UNF approves fee increase for an estimated $40 million wellness center


The UNF Student Fee Assessment Committee convened a special meeting Feb. 22 to approve the beginning of what is to become a near $40 million wellness center in place of the Dottie Dorion Fitness Center.

To fund the fitness center, UNF must ask students to pay a special fee of $3 per credit hour. For people taking 12 credit hours, this increases their bill by $36 per semester. Since this exceeds the amount the university can legally raise the fee, the state legislature must approve the move.

The committee had to convene as soon as possible because the state legislature meets the first week of March. The vote to approve the $3 earmark was approved but not unanimously at first.

UNF Student Body President John Barnes refused to continue with the meeting until it got a unanimous vote.

After more deliberation, the committee unanimously agreed on $3. The bare minimum needed to go to state legislature was $2.50.

The person who spoke up the most, Mark Smith, a voting student representative and the office manager for the Center For Student Media, expressed great interest in having the extra 50 cents. The extra 50 cents would go a long way and isn’t that much extra for the students to pay, Smith said.

“[Without the 50 cents] we would build the building and not be able to operate it,” he said.

The university is going to send its lobbyist, Vice President of Governmental Affairs Janet Owen, to Tallahassee and to try to get the state legislature to approve the earmark. If the earmark is approved, either the next step will be to let the money add up and then use it, or ask the state for a bond and then use the earmark to pay back the bond.

The proposal to increase student fees is new, but not the plans for a new wellness center.

“We have been talking about it for two years,” Barnes said.

Barnes only has to vote in a tie, but he said he’s in favor of the $3.

“I am against fees that I don’t see where the money is going, but I see where it’s going,” he said. “This fee is directly going to benefit the students.”

It was noted in the meeting that it is not guaranteed the legislature will agree to this increase and even if it does, the governor still has the power to veto. If it is not passed or vetoed, the university officials can still use the Capital Improvement Trust Fund money for the first phase, if they choose that is where they want to apply the CITF.

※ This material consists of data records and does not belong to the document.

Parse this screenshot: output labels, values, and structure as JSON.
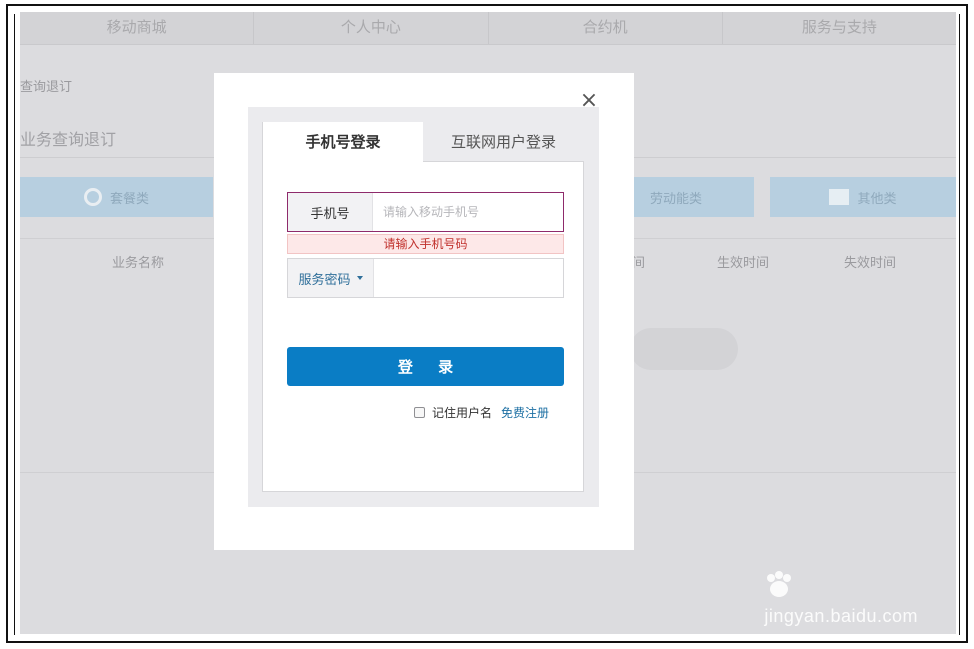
{
  "background": {
    "nav": [
      "移动商城",
      "个人中心",
      "合约机",
      "服务与支持"
    ],
    "breadcrumb": "查询退订",
    "page_title": "业务查询退订",
    "categories": [
      "套餐类",
      "劳动能类",
      "其他类"
    ],
    "columns": [
      "业务名称",
      "间",
      "生效时间",
      "失效时间"
    ]
  },
  "modal": {
    "close": "×",
    "tabs": [
      "手机号登录",
      "互联网用户登录"
    ],
    "phone_label": "手机号",
    "phone_placeholder": "请输入移动手机号",
    "error": "请输入手机号码",
    "password_label": "服务密码",
    "login_button": "登 录",
    "remember": "记住用户名",
    "register": "免费注册"
  },
  "watermark": {
    "logo": "Bai du 经验",
    "url": "jingyan.baidu.com"
  },
  "colors": {
    "primary_button": "#0a7dc5",
    "error_text": "#c0302c",
    "active_field_border": "#8e2a6b",
    "link": "#1c6fa3"
  }
}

The state can take back this money this year if it is not used.

“This will really slow down the process,” Smith said.

Student Body Vice President Mike Saathoff, who is running for student body president in this semester’s elections, said another possibility for the CITF funding is Greek housing or the intramural fields.

“Delaney has a gentleman’s agreement with Student Government to put the money into the wellness center,” he said.

Zak Ovadia presented the committee with a design of the center in three phases. The first phase will cost $4 million and will be mostly underground prep work. The second phase will cost $16 million and the third phase will cost $19 million.

There was much argument over what should be in phase two instead of phase three.

At this point, with the $4.5 million from the CITF and the student fee, the university can only afford the first two phases.

Vice President of Student and International Affairs Dr. Mauricio Gonzalez noted throughout the meeting that the students can change the plans as they wish.

The university is still negotiating exactly what will be accomplished in each phase, and the Spinnaker will inform you of all updates.